(Data to process begins)
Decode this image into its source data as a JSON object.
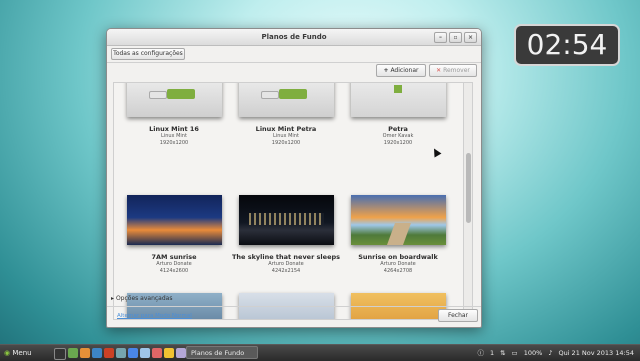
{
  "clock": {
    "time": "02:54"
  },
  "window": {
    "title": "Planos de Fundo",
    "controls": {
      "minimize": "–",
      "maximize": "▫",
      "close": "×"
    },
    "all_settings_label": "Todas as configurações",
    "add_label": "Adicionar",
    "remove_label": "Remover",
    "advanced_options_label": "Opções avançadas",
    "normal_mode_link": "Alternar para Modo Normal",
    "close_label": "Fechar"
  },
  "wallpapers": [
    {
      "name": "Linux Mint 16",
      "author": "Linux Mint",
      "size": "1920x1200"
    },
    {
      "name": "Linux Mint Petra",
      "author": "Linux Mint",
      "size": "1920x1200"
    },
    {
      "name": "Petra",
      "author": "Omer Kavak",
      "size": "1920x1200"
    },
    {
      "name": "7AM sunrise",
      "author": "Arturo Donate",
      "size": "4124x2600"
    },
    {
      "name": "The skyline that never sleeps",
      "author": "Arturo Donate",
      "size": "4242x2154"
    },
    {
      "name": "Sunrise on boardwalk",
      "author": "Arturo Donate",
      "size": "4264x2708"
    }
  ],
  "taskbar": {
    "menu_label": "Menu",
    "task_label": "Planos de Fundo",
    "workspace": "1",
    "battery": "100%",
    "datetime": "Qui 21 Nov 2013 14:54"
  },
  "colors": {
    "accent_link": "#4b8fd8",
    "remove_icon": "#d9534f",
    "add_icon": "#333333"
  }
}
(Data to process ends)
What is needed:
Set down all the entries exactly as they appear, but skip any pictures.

Your response:
Decode this image into its source data as a JSON object.
{
  "clock": {
    "time": "02:54"
  },
  "window": {
    "title": "Planos de Fundo",
    "controls": {
      "minimize": "–",
      "maximize": "▫",
      "close": "×"
    },
    "all_settings_label": "Todas as configurações",
    "add_label": "Adicionar",
    "remove_label": "Remover",
    "advanced_options_label": "Opções avançadas",
    "normal_mode_link": "Alternar para Modo Normal",
    "close_label": "Fechar"
  },
  "wallpapers": [
    {
      "name": "Linux Mint 16",
      "author": "Linux Mint",
      "size": "1920x1200"
    },
    {
      "name": "Linux Mint Petra",
      "author": "Linux Mint",
      "size": "1920x1200"
    },
    {
      "name": "Petra",
      "author": "Omer Kavak",
      "size": "1920x1200"
    },
    {
      "name": "7AM sunrise",
      "author": "Arturo Donate",
      "size": "4124x2600"
    },
    {
      "name": "The skyline that never sleeps",
      "author": "Arturo Donate",
      "size": "4242x2154"
    },
    {
      "name": "Sunrise on boardwalk",
      "author": "Arturo Donate",
      "size": "4264x2708"
    }
  ],
  "taskbar": {
    "menu_label": "Menu",
    "task_label": "Planos de Fundo",
    "workspace": "1",
    "battery": "100%",
    "datetime": "Qui 21 Nov 2013 14:54"
  },
  "colors": {
    "accent_link": "#4b8fd8",
    "remove_icon": "#d9534f",
    "add_icon": "#333333"
  }
}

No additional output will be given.